House Speaker Nancy Pelosi officially stepped away from leadership last week after two decades directing the political agenda of House Democrats.
There’s no denying the historic nature of the California lawmaker’s tenure, whose leadership began in 2002 when she became the first woman elected House minority whip. She’d go on to take up the gavel of House speaker twice (from 2007–2011 and 2019–2023), making her the only female House speaker in history and one of a few to serve nonconsecutive terms.
As far as political careers go, Pelosi’s has been a clear success. Yet as journalists write hagiographic portraits of her career, one aspect of Pelosi’s legacy has received little attention: the massive federal debt accumulated since she ascended to leadership in Washington.
When Pelosi became minority leader in 2003, the national debt stood at $6.2 trillion. When she turns over the speaker’s gavel, the national debt will be $31.5 trillion. In other words, about 80 percent of the debt accumulated in all of U.S. history was accrued since Pelosi ascended to a leadership position in Congress.
This does not mean, of course, that Pelosi is solely responsible for the debt crisis facing the United States.

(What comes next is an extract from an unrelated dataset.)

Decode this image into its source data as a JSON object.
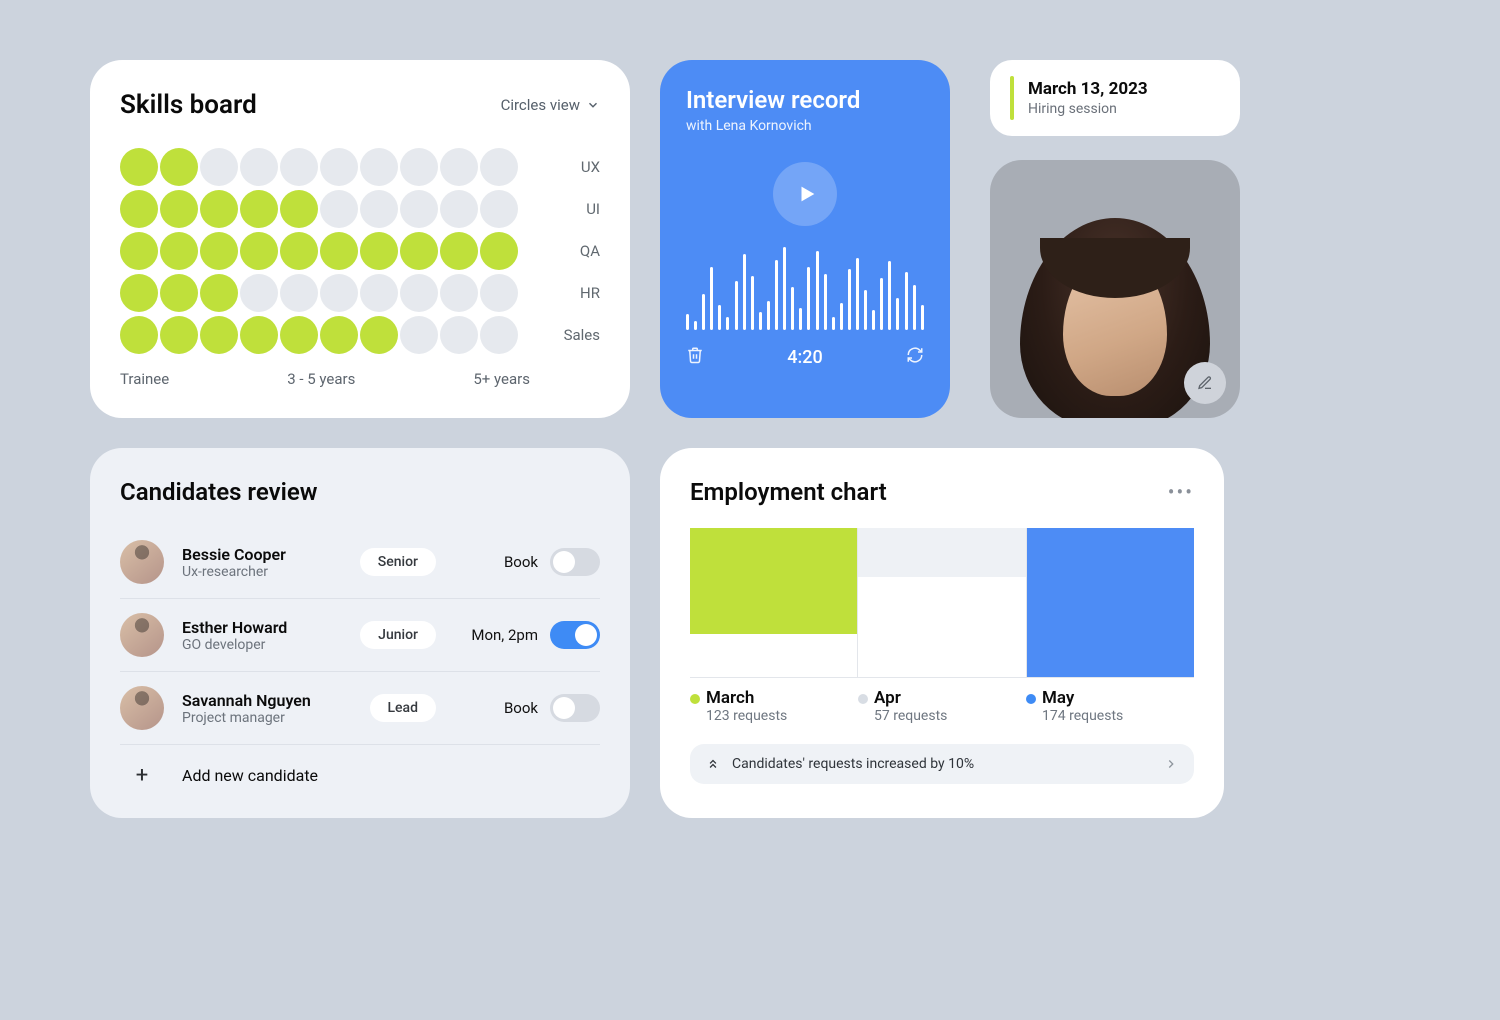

The list of those who deserve blame is long, and it includes members of both major political parties. Read more…